### Work to complete
Below are the records; copy each line in which "material" occurs.

[Web page and app entries]
+ + + +
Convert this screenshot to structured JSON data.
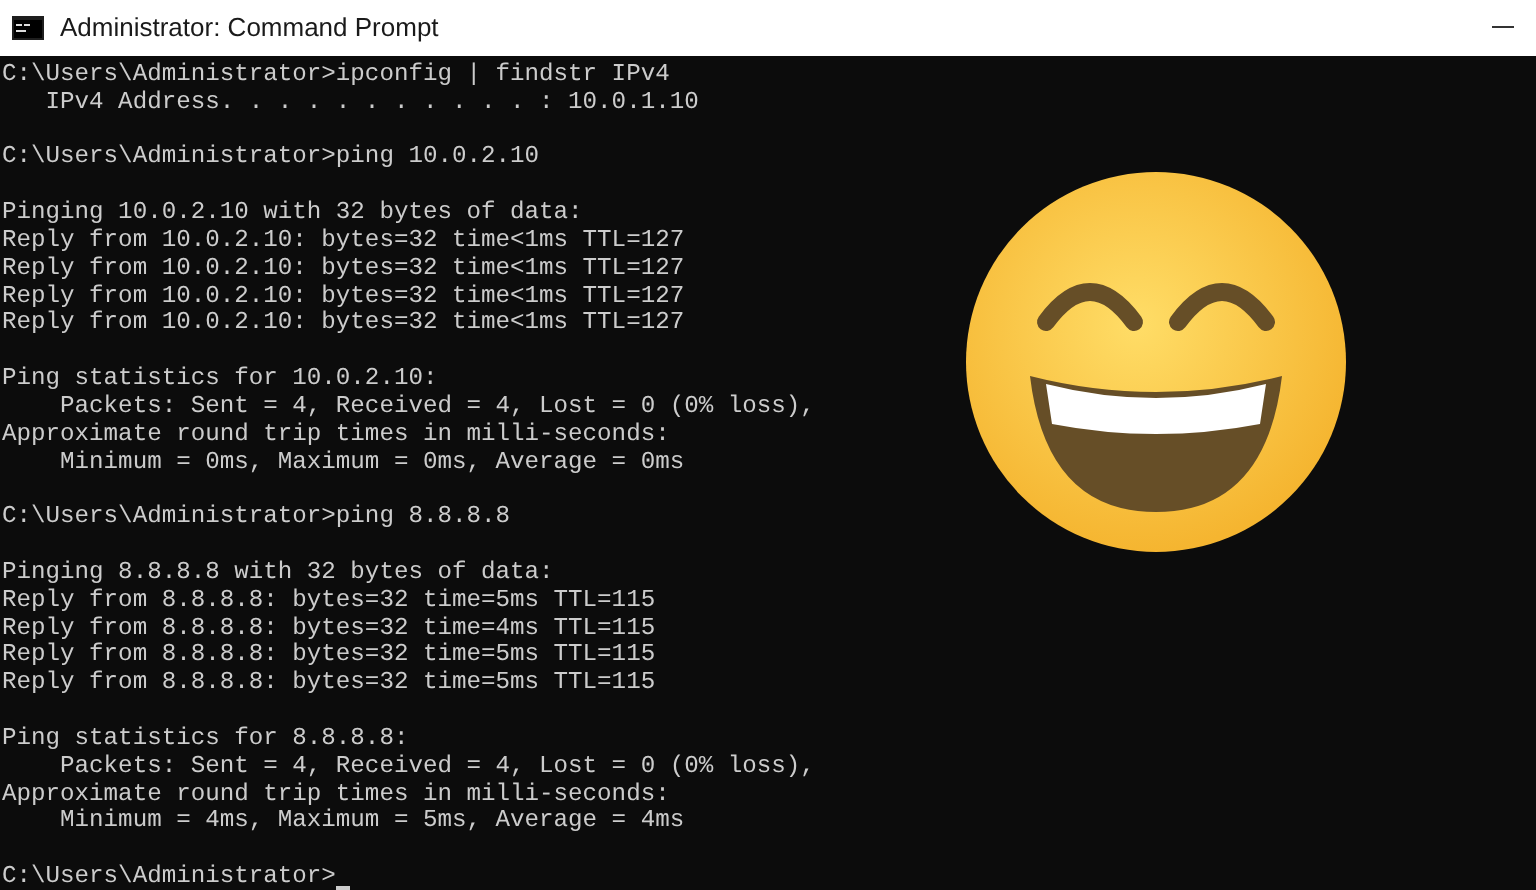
{
  "window": {
    "title": "Administrator: Command Prompt"
  },
  "console": {
    "blocks": [
      [
        "C:\\Users\\Administrator>ipconfig | findstr IPv4",
        "   IPv4 Address. . . . . . . . . . . : 10.0.1.10"
      ],
      [
        "C:\\Users\\Administrator>ping 10.0.2.10"
      ],
      [
        "Pinging 10.0.2.10 with 32 bytes of data:",
        "Reply from 10.0.2.10: bytes=32 time<1ms TTL=127",
        "Reply from 10.0.2.10: bytes=32 time<1ms TTL=127",
        "Reply from 10.0.2.10: bytes=32 time<1ms TTL=127",
        "Reply from 10.0.2.10: bytes=32 time<1ms TTL=127"
      ],
      [
        "Ping statistics for 10.0.2.10:",
        "    Packets: Sent = 4, Received = 4, Lost = 0 (0% loss),",
        "Approximate round trip times in milli-seconds:",
        "    Minimum = 0ms, Maximum = 0ms, Average = 0ms"
      ],
      [
        "C:\\Users\\Administrator>ping 8.8.8.8"
      ],
      [
        "Pinging 8.8.8.8 with 32 bytes of data:",
        "Reply from 8.8.8.8: bytes=32 time=5ms TTL=115",
        "Reply from 8.8.8.8: bytes=32 time=4ms TTL=115",
        "Reply from 8.8.8.8: bytes=32 time=5ms TTL=115",
        "Reply from 8.8.8.8: bytes=32 time=5ms TTL=115"
      ],
      [
        "Ping statistics for 8.8.8.8:",
        "    Packets: Sent = 4, Received = 4, Lost = 0 (0% loss),",
        "Approximate round trip times in milli-seconds:",
        "    Minimum = 4ms, Maximum = 5ms, Average = 4ms"
      ]
    ],
    "prompt": {
      "text": "C:\\Users\\Administrator>",
      "cursor": true
    }
  }
}
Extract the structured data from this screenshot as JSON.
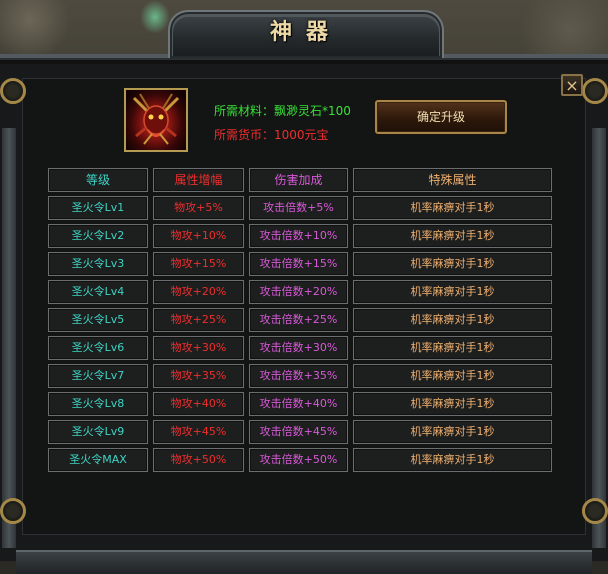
{
  "window": {
    "title": "神器",
    "close_label": "×"
  },
  "item": {
    "icon_name": "demon-artifact-icon"
  },
  "requirements": {
    "material": "所需材料：飘渺灵石*100",
    "currency": "所需货币：1000元宝"
  },
  "actions": {
    "upgrade_label": "确定升级"
  },
  "table": {
    "headers": [
      "等级",
      "属性增幅",
      "伤害加成",
      "特殊属性"
    ],
    "rows": [
      [
        "圣火令Lv1",
        "物攻+5%",
        "攻击倍数+5%",
        "机率麻痹对手1秒"
      ],
      [
        "圣火令Lv2",
        "物攻+10%",
        "攻击倍数+10%",
        "机率麻痹对手1秒"
      ],
      [
        "圣火令Lv3",
        "物攻+15%",
        "攻击倍数+15%",
        "机率麻痹对手1秒"
      ],
      [
        "圣火令Lv4",
        "物攻+20%",
        "攻击倍数+20%",
        "机率麻痹对手1秒"
      ],
      [
        "圣火令Lv5",
        "物攻+25%",
        "攻击倍数+25%",
        "机率麻痹对手1秒"
      ],
      [
        "圣火令Lv6",
        "物攻+30%",
        "攻击倍数+30%",
        "机率麻痹对手1秒"
      ],
      [
        "圣火令Lv7",
        "物攻+35%",
        "攻击倍数+35%",
        "机率麻痹对手1秒"
      ],
      [
        "圣火令Lv8",
        "物攻+40%",
        "攻击倍数+40%",
        "机率麻痹对手1秒"
      ],
      [
        "圣火令Lv9",
        "物攻+45%",
        "攻击倍数+45%",
        "机率麻痹对手1秒"
      ],
      [
        "圣火令MAX",
        "物攻+50%",
        "攻击倍数+50%",
        "机率麻痹对手1秒"
      ]
    ]
  },
  "colors": {
    "level": "#3ed4c4",
    "attribute": "#ee2e2e",
    "damage": "#d85ad8",
    "special": "#f0b070",
    "material": "#38e038",
    "currency": "#ee2e2e",
    "title": "#ecd9a6"
  }
}
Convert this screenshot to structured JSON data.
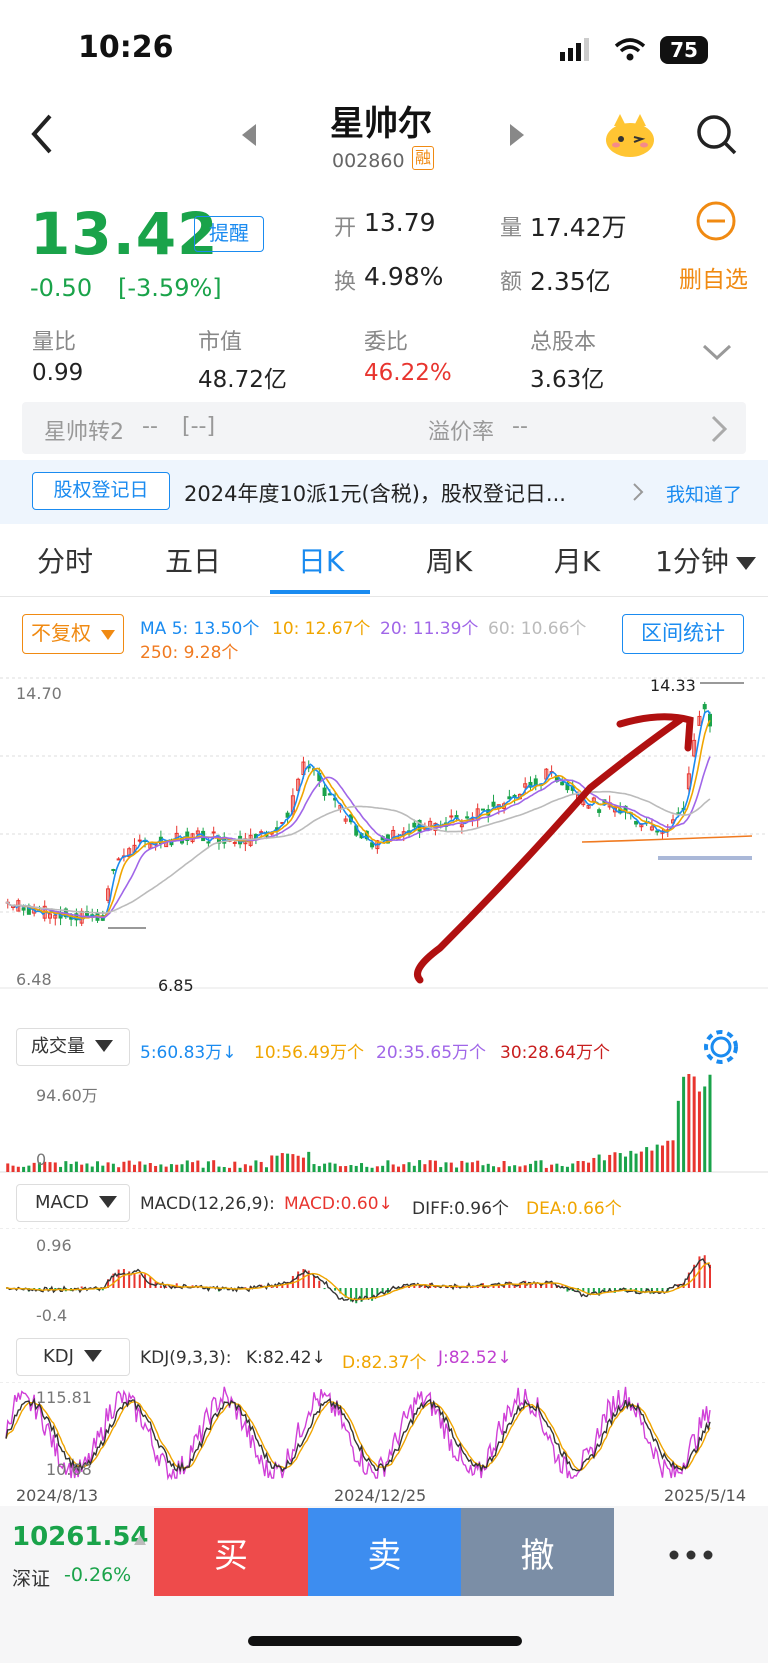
{
  "status_bar": {
    "time": "10:26",
    "battery": "75"
  },
  "header": {
    "stock_name": "星帅尔",
    "stock_code": "002860",
    "margin_badge": "融"
  },
  "quote": {
    "price": "13.42",
    "change": "-0.50",
    "change_pct": "[-3.59%]",
    "alert_label": "提醒",
    "open_label": "开",
    "open": "13.79",
    "volume_label": "量",
    "volume": "17.42万",
    "turnover_label": "换",
    "turnover": "4.98%",
    "amount_label": "额",
    "amount": "2.35亿",
    "remove_watch_label": "删自选"
  },
  "stats": [
    {
      "label": "量比",
      "value": "0.99"
    },
    {
      "label": "市值",
      "value": "48.72亿"
    },
    {
      "label": "委比",
      "value": "46.22%"
    },
    {
      "label": "总股本",
      "value": "3.63亿"
    }
  ],
  "convertible": {
    "name": "星帅转2",
    "price": "--",
    "pct": "[--]",
    "premium_label": "溢价率",
    "premium": "--"
  },
  "notice": {
    "badge": "股权登记日",
    "text": "2024年度10派1元(含税)，股权登记日...",
    "dismiss": "我知道了"
  },
  "tabs": [
    "分时",
    "五日",
    "日K",
    "周K",
    "月K",
    "1分钟"
  ],
  "chart_controls": {
    "adjust": "不复权",
    "range_stats": "区间统计",
    "ma_labels": [
      "MA 5: 13.50个",
      "10: 12.67个",
      "20: 11.39个",
      "60: 10.66个",
      "250: 9.28个"
    ]
  },
  "volume_panel": {
    "selector": "成交量",
    "labels": [
      "5:60.83万↓",
      "10:56.49万个",
      "20:35.65万个",
      "30:28.64万个"
    ],
    "top": "94.60万",
    "zero": "0"
  },
  "macd_panel": {
    "selector": "MACD",
    "params": "MACD(12,26,9):",
    "macd": "MACD:0.60↓",
    "diff": "DIFF:0.96个",
    "dea": "DEA:0.66个",
    "top": "0.96",
    "bottom": "-0.4"
  },
  "kdj_panel": {
    "selector": "KDJ",
    "params": "KDJ(9,3,3):",
    "k": "K:82.42↓",
    "d": "D:82.37个",
    "j": "J:82.52↓",
    "top": "115.81",
    "bottom": "10.68"
  },
  "axis": {
    "dates": [
      "2024/8/13",
      "2024/12/25",
      "2025/5/14"
    ]
  },
  "bottom_bar": {
    "index_value": "10261.54",
    "index_name": "深证",
    "index_change": "-0.26%",
    "buy": "买",
    "sell": "卖",
    "cancel": "撤"
  },
  "colors": {
    "up": "#e8352f",
    "down": "#1aa34a",
    "accent": "#1a8bf0",
    "orange": "#f08a12",
    "ma5": "#1a8bf0",
    "ma10": "#f0a500",
    "ma20": "#a066e8",
    "ma60": "#bbbbbb",
    "ma250": "#f07a20",
    "annotation": "#b01010"
  },
  "chart_data": {
    "type": "candlestick",
    "price_labels": {
      "left_top": "14.70",
      "left_bottom": "6.48",
      "high_marker": "14.33",
      "low_marker": "6.85"
    },
    "x_range": [
      "2024/8/13",
      "2025/5/14"
    ],
    "ma": {
      "ma5": 13.5,
      "ma10": 12.67,
      "ma20": 11.39,
      "ma60": 10.66,
      "ma250": 9.28
    },
    "volume_current": "17.42万",
    "macd": {
      "macd": 0.6,
      "diff": 0.96,
      "dea": 0.66
    },
    "kdj": {
      "k": 82.42,
      "d": 82.37,
      "j": 82.52
    }
  }
}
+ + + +
### Final answer
    "material": "所需材料：飘渺灵石*100",
    "material": "#38e038",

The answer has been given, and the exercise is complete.